Whether its for commercial projects or her side projects, Si Weon describes her visual language as having “a very delicate and dark tone to them.” With work that clearly encompasses a slick visuality, Si Weon’s designs particularly focus on subtle elements.

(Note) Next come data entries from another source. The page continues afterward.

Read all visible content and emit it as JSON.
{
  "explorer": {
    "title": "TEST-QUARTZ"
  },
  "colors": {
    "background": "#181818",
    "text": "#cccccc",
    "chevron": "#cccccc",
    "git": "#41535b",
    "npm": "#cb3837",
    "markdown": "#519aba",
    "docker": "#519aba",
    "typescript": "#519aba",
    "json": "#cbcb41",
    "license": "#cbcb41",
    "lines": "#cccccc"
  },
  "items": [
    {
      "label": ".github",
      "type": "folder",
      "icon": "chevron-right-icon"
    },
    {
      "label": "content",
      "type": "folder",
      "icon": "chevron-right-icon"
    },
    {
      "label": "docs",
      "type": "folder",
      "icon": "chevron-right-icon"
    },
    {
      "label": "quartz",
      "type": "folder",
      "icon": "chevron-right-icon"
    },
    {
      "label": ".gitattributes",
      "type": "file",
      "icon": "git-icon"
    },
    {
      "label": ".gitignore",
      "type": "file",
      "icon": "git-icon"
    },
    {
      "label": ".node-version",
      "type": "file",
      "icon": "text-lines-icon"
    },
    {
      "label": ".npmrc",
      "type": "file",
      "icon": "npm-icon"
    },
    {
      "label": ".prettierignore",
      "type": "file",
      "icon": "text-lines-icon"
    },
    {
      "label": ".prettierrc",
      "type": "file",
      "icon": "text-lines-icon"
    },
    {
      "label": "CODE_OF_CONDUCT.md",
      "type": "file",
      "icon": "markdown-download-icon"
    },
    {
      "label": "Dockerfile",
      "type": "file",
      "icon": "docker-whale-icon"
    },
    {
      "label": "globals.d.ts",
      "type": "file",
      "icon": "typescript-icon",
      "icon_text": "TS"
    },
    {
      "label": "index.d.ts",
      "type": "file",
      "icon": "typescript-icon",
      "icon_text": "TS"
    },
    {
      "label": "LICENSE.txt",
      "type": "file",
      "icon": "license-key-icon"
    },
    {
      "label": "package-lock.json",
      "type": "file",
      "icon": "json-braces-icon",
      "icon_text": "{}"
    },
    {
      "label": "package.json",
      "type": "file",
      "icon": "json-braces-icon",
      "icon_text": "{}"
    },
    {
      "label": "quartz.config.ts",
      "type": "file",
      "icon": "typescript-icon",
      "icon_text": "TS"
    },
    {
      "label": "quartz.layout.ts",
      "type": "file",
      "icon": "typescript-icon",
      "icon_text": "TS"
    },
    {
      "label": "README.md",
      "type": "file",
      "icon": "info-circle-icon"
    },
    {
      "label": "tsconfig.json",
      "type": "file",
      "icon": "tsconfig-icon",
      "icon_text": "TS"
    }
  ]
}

She explains how “the symbols and typography I use are usually very deliberate and they can’t easily be replaced.”
- Jocelyn Lee's first UK solo exhibition surveys The Appearance of Things (NSFW)
- Okobo is photographer William Ukoh's mesmerising tribute to his grandparents
- Alex Norris tells the story of his "Oh No" comics and its “badly drawn blob” star
- Seung-Gu Kim creates Lowry-style photographs of South Korean holidays
- Baptiste Bernazeau draws on a degenerating building complex for his latest typeface
- Fish by Osma Harvilahti is a romantic interpretation of the Japanese fishing industry
- Bad week for art world as Jeff Koons piece is smashed and imitation Happy Meal thrown away
- Pentagram rebrands Battersea dogs and cats home to visualise "personality over sentiment"
- Craig Oldham dishes out brutally honest advice to new graphic designers
- Fight the midweek blues with Andrea Locci's cheeky illustration series SneakerSutra
- ManvsMachine create its most ambitious campaign for Air Max Day yet
- Rektorat: a type family adapted from letterings discovered during a renovation